## Work required
Find the string "Options" in the listing and report every line that has it.

Top of Records for this task

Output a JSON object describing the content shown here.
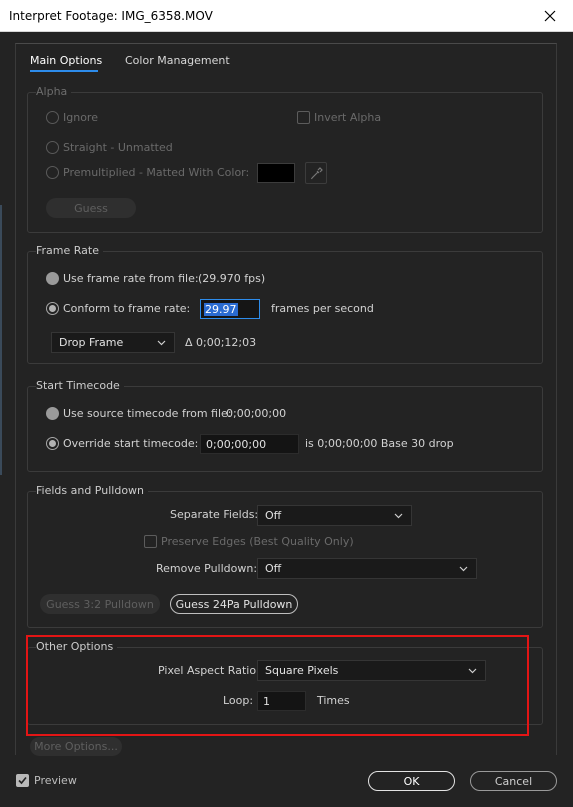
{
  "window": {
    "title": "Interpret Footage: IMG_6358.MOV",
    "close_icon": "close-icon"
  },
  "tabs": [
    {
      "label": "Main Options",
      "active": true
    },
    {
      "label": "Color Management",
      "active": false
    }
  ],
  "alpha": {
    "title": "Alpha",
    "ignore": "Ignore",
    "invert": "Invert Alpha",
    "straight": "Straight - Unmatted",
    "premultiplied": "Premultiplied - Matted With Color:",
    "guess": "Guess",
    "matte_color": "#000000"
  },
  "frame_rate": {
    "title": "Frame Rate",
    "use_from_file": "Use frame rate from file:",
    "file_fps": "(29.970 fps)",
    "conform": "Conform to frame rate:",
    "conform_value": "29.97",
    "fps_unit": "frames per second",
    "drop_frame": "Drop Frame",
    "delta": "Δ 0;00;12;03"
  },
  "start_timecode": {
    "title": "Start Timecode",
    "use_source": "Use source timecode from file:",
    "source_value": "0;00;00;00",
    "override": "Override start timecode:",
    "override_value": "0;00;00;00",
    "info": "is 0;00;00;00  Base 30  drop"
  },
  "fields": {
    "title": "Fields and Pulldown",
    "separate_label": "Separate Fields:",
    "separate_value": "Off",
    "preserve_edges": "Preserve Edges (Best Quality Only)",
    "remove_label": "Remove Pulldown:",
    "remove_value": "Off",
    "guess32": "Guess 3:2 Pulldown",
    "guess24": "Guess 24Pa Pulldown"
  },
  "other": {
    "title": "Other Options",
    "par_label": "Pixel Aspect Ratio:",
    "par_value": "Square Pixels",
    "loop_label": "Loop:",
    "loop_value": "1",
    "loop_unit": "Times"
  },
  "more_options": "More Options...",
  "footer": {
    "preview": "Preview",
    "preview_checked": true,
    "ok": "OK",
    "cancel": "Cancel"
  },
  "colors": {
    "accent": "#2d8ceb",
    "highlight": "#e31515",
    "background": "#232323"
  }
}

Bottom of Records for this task

## Solution
      "label": "Main Options",
    "title": "Other Options",
  "more_options": "More Options...",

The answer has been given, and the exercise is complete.